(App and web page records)
--- START ---
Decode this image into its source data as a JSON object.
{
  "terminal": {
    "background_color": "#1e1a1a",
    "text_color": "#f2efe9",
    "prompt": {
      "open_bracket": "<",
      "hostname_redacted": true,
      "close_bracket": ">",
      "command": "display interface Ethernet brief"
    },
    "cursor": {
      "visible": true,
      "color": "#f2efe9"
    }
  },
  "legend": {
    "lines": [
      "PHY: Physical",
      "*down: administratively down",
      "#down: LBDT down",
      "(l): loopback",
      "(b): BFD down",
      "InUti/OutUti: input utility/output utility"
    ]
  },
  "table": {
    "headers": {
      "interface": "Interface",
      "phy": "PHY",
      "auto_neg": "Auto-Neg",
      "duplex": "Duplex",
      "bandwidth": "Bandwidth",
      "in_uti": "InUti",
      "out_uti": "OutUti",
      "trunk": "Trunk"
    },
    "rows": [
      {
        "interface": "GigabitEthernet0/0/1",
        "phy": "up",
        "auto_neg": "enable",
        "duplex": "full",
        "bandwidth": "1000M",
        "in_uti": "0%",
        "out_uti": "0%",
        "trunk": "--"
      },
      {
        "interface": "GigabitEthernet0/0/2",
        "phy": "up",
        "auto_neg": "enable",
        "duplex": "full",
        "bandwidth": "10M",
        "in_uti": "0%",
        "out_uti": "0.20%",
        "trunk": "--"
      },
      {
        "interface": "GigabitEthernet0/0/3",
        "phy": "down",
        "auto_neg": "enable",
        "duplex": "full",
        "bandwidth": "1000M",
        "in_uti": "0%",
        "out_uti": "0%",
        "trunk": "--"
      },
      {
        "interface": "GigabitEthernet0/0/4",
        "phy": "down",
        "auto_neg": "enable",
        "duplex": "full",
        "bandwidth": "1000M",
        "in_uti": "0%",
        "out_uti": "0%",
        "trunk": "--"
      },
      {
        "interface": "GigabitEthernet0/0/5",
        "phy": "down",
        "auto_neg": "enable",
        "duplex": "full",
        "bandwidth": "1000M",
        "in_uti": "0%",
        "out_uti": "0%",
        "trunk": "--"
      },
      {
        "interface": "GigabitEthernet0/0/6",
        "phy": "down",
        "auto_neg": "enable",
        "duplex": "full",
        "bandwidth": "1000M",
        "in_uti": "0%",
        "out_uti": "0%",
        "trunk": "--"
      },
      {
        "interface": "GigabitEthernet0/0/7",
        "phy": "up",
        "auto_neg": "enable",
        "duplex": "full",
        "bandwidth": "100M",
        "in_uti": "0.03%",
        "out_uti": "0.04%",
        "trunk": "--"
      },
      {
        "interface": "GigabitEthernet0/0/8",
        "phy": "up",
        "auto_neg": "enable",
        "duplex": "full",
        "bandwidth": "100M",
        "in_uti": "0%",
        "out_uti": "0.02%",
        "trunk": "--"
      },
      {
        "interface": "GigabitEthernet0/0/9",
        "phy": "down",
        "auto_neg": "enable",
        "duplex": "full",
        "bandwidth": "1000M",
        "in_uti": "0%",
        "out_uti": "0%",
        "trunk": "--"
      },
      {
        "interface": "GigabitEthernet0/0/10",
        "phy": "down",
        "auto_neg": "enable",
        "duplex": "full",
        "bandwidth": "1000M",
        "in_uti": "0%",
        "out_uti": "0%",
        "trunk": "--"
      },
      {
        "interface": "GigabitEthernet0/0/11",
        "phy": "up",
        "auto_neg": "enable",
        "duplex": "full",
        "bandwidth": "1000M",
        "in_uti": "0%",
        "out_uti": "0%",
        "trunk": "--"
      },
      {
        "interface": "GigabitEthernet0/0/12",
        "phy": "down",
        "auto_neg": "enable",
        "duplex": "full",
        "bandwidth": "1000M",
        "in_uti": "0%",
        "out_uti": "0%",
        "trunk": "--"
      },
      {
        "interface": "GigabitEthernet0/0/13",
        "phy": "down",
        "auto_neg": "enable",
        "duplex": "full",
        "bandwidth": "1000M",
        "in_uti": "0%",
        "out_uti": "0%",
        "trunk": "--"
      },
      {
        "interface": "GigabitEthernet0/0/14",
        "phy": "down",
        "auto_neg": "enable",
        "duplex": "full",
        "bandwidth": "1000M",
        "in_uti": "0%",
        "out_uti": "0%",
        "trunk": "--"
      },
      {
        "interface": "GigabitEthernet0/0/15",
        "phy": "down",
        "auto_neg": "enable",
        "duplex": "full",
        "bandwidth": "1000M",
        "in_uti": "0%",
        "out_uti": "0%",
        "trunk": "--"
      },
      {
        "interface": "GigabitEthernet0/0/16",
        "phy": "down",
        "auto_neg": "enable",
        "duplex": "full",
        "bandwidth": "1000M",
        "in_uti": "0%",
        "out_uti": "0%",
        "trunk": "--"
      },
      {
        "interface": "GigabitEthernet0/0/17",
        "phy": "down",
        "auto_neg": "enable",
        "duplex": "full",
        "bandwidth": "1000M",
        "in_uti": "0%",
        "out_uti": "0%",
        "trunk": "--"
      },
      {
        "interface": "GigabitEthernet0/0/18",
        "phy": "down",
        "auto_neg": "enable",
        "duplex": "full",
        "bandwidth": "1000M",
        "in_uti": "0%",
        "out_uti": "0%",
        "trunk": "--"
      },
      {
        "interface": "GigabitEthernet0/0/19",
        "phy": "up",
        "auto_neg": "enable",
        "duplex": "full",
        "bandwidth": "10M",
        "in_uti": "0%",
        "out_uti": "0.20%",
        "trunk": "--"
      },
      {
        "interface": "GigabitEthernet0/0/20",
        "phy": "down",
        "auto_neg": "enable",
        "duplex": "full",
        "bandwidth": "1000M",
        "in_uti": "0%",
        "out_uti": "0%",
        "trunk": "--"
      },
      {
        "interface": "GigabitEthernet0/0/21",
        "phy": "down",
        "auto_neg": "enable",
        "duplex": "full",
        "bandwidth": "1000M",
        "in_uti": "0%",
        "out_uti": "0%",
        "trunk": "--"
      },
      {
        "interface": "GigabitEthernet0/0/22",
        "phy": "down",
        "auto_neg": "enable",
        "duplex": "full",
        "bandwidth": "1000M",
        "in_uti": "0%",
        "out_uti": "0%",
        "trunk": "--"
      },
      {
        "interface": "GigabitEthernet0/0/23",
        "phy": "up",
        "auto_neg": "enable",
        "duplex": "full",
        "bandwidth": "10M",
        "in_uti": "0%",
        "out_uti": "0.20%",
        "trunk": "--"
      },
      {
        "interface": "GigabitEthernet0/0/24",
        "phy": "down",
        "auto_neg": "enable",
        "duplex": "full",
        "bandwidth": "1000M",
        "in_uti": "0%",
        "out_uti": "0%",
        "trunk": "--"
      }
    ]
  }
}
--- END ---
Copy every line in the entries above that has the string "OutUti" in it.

      "InUti/OutUti: input utility/output utility"
      "out_uti": "OutUti",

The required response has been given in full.